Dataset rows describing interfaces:

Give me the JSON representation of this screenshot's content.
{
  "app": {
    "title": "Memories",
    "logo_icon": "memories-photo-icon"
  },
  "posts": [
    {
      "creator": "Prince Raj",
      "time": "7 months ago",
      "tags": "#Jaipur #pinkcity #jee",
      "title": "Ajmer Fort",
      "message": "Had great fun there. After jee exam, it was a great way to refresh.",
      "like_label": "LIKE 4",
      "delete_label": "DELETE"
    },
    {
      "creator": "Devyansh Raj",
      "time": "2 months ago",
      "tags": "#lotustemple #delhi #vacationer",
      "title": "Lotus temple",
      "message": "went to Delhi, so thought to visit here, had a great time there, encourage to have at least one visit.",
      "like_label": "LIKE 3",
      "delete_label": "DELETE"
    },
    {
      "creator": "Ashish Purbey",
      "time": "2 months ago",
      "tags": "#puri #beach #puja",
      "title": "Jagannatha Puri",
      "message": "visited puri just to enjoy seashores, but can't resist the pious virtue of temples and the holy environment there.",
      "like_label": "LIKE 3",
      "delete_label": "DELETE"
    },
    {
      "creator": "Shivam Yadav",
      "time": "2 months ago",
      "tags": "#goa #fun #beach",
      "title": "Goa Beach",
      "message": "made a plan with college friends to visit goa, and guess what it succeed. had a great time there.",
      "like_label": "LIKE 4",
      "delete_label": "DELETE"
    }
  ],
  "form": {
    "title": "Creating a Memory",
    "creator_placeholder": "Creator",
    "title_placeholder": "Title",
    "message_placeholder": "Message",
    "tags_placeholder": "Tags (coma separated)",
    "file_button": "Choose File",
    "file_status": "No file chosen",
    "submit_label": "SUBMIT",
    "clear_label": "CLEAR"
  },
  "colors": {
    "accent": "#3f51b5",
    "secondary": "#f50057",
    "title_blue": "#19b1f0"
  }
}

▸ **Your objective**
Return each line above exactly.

▸ **Response area**
Give me the JSON representation of this screenshot's content.
{
  "app": {
    "title": "Memories",
    "logo_icon": "memories-photo-icon"
  },
  "posts": [
    {
      "creator": "Prince Raj",
      "time": "7 months ago",
      "tags": "#Jaipur #pinkcity #jee",
      "title": "Ajmer Fort",
      "message": "Had great fun there. After jee exam, it was a great way to refresh.",
      "like_label": "LIKE 4",
      "delete_label": "DELETE"
    },
    {
      "creator": "Devyansh Raj",
      "time": "2 months ago",
      "tags": "#lotustemple #delhi #vacationer",
      "title": "Lotus temple",
      "message": "went to Delhi, so thought to visit here, had a great time there, encourage to have at least one visit.",
      "like_label": "LIKE 3",
      "delete_label": "DELETE"
    },
    {
      "creator": "Ashish Purbey",
      "time": "2 months ago",
      "tags": "#puri #beach #puja",
      "title": "Jagannatha Puri",
      "message": "visited puri just to enjoy seashores, but can't resist the pious virtue of temples and the holy environment there.",
      "like_label": "LIKE 3",
      "delete_label": "DELETE"
    },
    {
      "creator": "Shivam Yadav",
      "time": "2 months ago",
      "tags": "#goa #fun #beach",
      "title": "Goa Beach",
      "message": "made a plan with college friends to visit goa, and guess what it succeed. had a great time there.",
      "like_label": "LIKE 4",
      "delete_label": "DELETE"
    }
  ],
  "form": {
    "title": "Creating a Memory",
    "creator_placeholder": "Creator",
    "title_placeholder": "Title",
    "message_placeholder": "Message",
    "tags_placeholder": "Tags (coma separated)",
    "file_button": "Choose File",
    "file_status": "No file chosen",
    "submit_label": "SUBMIT",
    "clear_label": "CLEAR"
  },
  "colors": {
    "accent": "#3f51b5",
    "secondary": "#f50057",
    "title_blue": "#19b1f0"
  }
}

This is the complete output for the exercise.